[Opening DATA PROVIDED section]

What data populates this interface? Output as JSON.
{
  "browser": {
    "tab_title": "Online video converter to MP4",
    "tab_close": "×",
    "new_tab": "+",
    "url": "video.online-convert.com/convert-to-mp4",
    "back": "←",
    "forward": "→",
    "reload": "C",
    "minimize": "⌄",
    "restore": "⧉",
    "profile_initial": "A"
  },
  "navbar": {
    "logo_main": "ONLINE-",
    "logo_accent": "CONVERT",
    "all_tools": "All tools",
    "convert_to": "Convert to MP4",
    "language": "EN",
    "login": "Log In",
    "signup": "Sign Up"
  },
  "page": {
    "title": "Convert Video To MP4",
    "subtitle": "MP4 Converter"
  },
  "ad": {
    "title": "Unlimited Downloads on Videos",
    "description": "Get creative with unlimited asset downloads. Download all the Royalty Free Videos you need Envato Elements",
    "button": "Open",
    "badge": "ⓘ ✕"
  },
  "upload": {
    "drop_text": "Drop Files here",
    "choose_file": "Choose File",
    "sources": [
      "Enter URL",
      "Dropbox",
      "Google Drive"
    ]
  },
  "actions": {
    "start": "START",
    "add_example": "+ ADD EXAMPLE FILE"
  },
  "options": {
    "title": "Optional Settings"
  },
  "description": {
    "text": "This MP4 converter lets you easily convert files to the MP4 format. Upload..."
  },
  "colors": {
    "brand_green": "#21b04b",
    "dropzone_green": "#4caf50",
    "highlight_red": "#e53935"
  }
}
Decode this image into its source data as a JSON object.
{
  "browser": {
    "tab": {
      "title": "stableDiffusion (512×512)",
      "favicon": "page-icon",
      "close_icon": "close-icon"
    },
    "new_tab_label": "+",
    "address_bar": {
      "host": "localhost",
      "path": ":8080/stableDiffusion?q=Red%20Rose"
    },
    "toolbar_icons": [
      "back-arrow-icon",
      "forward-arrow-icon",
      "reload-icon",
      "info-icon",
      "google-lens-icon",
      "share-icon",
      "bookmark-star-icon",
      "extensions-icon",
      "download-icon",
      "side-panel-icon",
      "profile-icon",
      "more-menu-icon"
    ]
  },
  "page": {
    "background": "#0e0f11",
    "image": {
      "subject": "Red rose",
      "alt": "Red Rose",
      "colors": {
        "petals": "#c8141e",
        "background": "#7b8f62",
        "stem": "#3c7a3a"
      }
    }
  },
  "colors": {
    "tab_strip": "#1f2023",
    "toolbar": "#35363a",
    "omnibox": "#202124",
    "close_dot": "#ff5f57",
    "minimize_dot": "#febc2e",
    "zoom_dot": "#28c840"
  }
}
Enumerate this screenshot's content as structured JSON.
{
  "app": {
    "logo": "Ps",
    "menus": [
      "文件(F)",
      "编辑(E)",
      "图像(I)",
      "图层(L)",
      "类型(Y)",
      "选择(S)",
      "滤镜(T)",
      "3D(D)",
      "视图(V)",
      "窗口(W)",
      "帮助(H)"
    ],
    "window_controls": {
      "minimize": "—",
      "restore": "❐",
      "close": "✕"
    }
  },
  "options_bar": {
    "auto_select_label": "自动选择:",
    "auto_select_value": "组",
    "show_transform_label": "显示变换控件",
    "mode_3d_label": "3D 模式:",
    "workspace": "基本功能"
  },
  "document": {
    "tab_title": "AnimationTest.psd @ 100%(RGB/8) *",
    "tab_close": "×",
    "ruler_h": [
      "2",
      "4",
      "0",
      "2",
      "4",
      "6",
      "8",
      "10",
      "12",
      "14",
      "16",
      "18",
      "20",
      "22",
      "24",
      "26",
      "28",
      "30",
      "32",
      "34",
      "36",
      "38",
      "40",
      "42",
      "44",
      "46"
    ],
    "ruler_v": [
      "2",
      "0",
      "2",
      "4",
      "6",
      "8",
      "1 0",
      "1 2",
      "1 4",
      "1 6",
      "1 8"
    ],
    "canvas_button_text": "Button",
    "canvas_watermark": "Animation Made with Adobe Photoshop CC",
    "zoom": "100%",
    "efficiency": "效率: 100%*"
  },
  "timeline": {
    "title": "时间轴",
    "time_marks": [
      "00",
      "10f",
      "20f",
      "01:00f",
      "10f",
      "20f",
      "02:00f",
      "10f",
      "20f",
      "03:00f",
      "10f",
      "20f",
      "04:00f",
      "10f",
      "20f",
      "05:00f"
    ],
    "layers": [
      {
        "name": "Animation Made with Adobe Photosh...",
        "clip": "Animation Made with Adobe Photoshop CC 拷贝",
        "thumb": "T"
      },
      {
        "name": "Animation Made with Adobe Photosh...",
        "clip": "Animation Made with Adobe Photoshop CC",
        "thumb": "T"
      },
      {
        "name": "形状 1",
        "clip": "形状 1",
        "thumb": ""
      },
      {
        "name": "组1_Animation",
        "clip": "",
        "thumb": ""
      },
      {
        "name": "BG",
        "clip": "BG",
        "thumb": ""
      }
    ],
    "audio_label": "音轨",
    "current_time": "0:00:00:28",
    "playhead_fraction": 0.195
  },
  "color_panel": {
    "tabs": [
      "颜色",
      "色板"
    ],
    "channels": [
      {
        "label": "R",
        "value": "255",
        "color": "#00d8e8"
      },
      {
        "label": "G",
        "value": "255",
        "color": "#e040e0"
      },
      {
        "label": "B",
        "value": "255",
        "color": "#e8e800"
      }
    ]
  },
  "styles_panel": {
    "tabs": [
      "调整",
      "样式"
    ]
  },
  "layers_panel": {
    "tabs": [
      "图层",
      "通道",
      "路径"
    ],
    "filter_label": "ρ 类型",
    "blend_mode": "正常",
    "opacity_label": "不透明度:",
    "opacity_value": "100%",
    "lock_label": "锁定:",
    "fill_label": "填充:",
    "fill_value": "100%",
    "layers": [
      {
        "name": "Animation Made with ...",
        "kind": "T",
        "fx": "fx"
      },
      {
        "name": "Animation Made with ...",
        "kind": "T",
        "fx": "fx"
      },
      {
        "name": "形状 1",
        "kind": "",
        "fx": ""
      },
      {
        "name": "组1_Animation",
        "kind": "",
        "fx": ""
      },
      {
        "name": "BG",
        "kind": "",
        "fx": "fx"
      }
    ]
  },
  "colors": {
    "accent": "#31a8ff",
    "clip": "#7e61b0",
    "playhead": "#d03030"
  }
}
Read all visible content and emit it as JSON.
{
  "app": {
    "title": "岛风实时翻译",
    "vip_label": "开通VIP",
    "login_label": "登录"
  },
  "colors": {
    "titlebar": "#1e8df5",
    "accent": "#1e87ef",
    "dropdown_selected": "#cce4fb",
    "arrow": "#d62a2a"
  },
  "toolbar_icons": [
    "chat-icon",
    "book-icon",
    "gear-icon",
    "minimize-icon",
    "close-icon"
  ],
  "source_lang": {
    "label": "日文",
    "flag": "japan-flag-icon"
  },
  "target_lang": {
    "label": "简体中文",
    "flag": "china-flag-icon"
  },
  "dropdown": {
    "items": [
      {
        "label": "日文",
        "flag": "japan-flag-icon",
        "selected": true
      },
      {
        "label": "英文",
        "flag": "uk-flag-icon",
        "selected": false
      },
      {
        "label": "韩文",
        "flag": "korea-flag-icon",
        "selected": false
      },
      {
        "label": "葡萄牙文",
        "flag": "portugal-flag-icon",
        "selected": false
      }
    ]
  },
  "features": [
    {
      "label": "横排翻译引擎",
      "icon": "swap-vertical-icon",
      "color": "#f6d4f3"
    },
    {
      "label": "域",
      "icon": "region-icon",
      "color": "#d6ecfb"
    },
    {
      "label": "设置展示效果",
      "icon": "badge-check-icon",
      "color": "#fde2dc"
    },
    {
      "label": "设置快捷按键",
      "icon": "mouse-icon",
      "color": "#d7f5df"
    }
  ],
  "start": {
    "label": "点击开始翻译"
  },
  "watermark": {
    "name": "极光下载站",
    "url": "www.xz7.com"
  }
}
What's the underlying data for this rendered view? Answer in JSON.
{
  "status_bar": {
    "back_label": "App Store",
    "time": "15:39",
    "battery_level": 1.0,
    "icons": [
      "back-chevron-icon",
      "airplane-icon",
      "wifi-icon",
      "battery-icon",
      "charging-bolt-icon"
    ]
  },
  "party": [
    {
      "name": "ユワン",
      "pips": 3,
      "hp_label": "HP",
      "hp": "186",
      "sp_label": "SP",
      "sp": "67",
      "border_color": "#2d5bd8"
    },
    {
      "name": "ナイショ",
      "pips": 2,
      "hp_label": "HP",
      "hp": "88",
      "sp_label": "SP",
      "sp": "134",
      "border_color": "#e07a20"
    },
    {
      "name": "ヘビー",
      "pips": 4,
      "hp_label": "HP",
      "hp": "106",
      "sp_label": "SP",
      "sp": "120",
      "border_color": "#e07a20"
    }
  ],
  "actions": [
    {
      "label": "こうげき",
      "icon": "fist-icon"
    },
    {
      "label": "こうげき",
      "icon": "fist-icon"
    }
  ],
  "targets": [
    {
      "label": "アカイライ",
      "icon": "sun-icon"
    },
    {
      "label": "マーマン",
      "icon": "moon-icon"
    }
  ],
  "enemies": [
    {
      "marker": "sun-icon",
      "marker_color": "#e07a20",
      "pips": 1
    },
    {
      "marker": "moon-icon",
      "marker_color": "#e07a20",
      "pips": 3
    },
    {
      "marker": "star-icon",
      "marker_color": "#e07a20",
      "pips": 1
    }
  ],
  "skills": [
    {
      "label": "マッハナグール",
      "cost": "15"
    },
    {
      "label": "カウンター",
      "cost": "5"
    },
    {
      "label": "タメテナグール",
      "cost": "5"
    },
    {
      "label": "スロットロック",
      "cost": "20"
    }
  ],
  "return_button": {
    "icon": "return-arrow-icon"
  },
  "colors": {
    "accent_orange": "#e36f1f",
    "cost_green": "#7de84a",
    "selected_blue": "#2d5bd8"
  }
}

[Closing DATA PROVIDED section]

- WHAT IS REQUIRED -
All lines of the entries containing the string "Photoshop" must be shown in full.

- REPLY TO THE EXERCISE -
    "canvas_watermark": "Animation Made with Adobe Photoshop CC",
        "clip": "Animation Made with Adobe Photoshop CC 拷贝",
        "clip": "Animation Made with Adobe Photoshop CC",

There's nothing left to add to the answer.